BL, journal, Add. MS 59841 · Harvard U., Houghton L., journal · Hunt. L., letters, literary MSS · NRA, corresp. and MSS · NRA, priv. coll., MSS, notes, and corresp. with Edward Garnett · Ransom HRC, notebooks and MSS · Stoke-on-Trent City Museum and Art Gallery, corresp. and papers · U. Cal., Berkeley, Bancroft Library, corresp. and literary MSS · UCL, corresp. and MSS · Yale U., Beinecke L., letters and papers |  BL, letters to Mrs Cheston, Add. MS 60391 H · BL, letters to C. F. G. Masterman and Lucy Masterman, Add. MS 62111 · BL, letters to Michael Morton, Add. MS 59877 · BL, letters to Ivor Nicholson and Miss Head, RP2848 [copies] · BL, letters to F. F. Rosher, RP2614 [copies] · BL, corresp. with Society of Authors, Add. MS 56668 · BL, corresp. with Marie Stopes, Add. MS 58497 · BLPES, letters to A. G. Gardiner · Bodl. Oxf., letters to Richard Blaker · Col. U., Rare Book and Manuscript Library, corresp. with Edward Verrall Lucas · CUL, letters to Richard Bennett · JRL, letters to Basil Dean · Keele University Library, letters to W. W. Kennerley and Tertin Kennerley, verses, and papers · NL Scot., letters to Sir John Richmond · Parl. Arch., corresp. with Lord Beaverbrook · Parl. Arch., corresp. with Herbert Samuel · Stoke-on-Trent City Museum and Art Gallery, letters to Annie Truscott Wood · TCD, letters to Thomas Bodkin · U. Leeds, Brotherton L., letters to Pauline Smith · UCL, letters to André Gide · University of Arkansas, Fayetteville, special collections, corresp. with Frank Swinnerton · University of Rochester, New York, Rush Rhees Library, corresp. with Edward Knoblock




BL NSA, documentary recording


M. du Mayne, watercolour, 1891, City Museum and Art Gallery, Stoke-on-Trent · H. Furniss, three pen-and-ink drawings, c.1910, NPG · A. L. Coburn, photogravure, 1913, NPG · W. Rothenstein, chalk sketch, 1920, City Art Gallery, Stoke-on-Trent · M. Beerbohm, caricature, 1922 (with H. G. Wells), AM Oxf. · W. E. Tittle, pencil drawing, 1923, NPG · K. Shackleton, chalk drawing, c.1925, Stoke-on-Trent Art Gallery · D. Low, chalk caricature, 1926, NPG · G. C. Beresford, two photographs, 1927, NPG · B. Partridge, ink-and-watercolour caricature, 1928, NPG; repro. in Punch (21 May 1928) · H. Coster, two photographs, 1929, NPG [see illus.] · E. Kapp, chalk drawing, 1929, Barber Institute of Fine Arts, Birmingham · W. Nicholson, ink caricature, Stoke-on-Trent Art Gallery · OWL, mechanically reproduced caricature, NPG; repro. in VF (2 April 1913) · B. Partridge, pencil caricature, NPG; repro. in Punch (21 May 1928) · T. Spicer-Simson, plasticine medallion, NPG · cigarette card, NPG · print (after D. Low), NPG; repro. in New Statesman (30 Jan 1926)

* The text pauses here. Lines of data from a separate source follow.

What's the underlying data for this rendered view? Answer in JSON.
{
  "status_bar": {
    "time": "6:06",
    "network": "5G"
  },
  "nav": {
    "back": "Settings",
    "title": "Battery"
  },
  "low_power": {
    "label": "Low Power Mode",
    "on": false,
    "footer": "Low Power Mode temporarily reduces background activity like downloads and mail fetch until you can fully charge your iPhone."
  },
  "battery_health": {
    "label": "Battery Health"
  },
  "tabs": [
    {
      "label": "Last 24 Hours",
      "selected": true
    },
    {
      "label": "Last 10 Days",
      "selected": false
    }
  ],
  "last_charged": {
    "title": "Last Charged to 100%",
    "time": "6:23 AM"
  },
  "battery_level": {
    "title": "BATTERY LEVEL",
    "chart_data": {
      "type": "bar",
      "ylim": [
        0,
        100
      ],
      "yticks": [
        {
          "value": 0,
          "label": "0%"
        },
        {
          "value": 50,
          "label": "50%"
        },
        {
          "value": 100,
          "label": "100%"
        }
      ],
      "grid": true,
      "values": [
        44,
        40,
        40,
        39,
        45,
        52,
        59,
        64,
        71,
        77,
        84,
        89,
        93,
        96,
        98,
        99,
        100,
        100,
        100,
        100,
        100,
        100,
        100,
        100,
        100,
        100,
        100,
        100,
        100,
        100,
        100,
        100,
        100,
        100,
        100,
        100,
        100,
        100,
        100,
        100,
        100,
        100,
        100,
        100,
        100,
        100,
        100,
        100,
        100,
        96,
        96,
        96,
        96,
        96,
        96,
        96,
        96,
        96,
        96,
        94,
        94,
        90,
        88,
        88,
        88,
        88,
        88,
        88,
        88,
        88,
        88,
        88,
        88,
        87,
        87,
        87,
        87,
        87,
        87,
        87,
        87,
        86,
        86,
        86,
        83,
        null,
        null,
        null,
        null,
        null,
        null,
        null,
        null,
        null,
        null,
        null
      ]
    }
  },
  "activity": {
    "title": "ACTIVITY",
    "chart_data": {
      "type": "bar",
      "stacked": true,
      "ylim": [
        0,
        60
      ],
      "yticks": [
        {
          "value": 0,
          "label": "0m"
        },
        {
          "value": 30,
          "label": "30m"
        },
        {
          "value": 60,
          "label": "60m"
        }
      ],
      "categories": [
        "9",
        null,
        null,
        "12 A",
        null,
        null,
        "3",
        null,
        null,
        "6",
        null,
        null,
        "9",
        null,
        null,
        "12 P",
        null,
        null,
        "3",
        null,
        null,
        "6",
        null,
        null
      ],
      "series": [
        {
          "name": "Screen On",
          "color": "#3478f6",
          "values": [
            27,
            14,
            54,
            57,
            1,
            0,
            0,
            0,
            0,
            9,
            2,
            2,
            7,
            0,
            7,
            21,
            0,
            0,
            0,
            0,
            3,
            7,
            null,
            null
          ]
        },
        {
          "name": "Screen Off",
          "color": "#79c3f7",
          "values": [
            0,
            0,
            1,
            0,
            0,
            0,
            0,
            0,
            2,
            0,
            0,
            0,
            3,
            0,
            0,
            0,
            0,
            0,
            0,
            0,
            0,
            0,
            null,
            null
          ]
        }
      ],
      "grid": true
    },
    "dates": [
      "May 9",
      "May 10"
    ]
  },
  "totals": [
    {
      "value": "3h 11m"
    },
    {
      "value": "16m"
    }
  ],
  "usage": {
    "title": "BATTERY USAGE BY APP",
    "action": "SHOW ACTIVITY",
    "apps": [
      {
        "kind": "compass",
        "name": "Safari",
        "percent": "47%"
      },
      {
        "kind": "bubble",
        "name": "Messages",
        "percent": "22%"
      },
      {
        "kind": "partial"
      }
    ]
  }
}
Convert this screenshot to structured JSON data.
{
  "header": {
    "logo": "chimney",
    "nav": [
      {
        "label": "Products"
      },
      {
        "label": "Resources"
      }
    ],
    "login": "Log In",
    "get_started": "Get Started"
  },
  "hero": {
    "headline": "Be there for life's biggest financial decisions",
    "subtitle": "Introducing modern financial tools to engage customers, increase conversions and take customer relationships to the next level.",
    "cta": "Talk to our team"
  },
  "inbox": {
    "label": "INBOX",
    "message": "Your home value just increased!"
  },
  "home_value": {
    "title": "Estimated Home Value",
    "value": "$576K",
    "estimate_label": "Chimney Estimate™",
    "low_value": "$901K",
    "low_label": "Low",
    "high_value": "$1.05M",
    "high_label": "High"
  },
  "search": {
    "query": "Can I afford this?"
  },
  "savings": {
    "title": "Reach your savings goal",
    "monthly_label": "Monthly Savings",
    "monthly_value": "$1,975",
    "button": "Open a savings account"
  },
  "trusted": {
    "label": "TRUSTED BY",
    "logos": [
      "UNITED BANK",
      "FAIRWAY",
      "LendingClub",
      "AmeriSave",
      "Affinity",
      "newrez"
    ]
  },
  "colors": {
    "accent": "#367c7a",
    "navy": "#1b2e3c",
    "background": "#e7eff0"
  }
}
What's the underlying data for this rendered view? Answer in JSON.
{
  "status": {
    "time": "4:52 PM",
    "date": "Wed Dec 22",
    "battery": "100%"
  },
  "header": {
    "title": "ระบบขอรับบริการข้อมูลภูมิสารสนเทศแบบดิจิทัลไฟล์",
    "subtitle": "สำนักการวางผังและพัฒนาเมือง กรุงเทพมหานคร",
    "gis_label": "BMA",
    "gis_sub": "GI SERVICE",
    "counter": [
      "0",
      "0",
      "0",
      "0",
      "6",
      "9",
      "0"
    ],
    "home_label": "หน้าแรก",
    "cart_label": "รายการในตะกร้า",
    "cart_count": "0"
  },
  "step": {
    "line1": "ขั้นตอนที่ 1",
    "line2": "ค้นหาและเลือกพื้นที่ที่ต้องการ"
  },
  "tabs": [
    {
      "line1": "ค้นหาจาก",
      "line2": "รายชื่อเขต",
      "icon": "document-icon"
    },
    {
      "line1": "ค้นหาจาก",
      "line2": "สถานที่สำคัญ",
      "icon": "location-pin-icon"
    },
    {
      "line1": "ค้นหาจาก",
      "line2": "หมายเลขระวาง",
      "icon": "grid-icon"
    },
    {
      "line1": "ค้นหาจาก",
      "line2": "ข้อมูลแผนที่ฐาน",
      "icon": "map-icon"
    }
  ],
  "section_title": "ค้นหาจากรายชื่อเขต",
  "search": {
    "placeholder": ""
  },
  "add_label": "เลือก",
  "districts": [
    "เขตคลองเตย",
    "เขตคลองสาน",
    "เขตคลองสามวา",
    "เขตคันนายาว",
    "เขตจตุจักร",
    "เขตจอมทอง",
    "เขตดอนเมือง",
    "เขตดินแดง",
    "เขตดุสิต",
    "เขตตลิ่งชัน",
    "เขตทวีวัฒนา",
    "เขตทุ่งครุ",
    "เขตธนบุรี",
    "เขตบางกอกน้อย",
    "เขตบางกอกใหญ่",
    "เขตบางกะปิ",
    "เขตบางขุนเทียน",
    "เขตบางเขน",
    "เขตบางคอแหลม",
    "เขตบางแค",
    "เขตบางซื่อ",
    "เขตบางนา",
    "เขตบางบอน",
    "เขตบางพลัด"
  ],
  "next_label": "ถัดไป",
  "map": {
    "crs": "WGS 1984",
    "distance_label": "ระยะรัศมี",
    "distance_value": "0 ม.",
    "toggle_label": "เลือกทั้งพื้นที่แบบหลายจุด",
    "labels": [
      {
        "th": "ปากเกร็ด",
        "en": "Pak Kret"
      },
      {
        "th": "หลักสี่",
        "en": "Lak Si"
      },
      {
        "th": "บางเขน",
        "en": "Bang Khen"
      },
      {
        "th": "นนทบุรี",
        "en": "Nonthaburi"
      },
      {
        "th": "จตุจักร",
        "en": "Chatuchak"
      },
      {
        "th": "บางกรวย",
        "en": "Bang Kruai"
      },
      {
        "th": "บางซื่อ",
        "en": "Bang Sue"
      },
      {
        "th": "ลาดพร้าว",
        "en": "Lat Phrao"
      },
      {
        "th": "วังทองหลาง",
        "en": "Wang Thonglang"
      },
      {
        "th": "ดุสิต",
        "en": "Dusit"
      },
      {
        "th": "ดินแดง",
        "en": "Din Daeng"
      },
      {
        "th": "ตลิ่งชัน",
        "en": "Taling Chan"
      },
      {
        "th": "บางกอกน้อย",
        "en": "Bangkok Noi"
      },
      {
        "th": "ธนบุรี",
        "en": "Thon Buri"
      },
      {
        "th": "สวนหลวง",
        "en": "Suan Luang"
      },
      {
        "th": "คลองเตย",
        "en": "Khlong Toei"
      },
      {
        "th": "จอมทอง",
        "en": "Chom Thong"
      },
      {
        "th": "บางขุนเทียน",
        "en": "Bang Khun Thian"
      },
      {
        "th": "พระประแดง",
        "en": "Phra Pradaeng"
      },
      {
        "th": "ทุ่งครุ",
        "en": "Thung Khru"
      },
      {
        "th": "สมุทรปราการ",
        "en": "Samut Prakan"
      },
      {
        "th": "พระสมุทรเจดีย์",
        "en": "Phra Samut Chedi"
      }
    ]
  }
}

Wealth at death  

£40,551 18s. 2d.: probate, 19 June 1931, CGPLA Eng. & Wales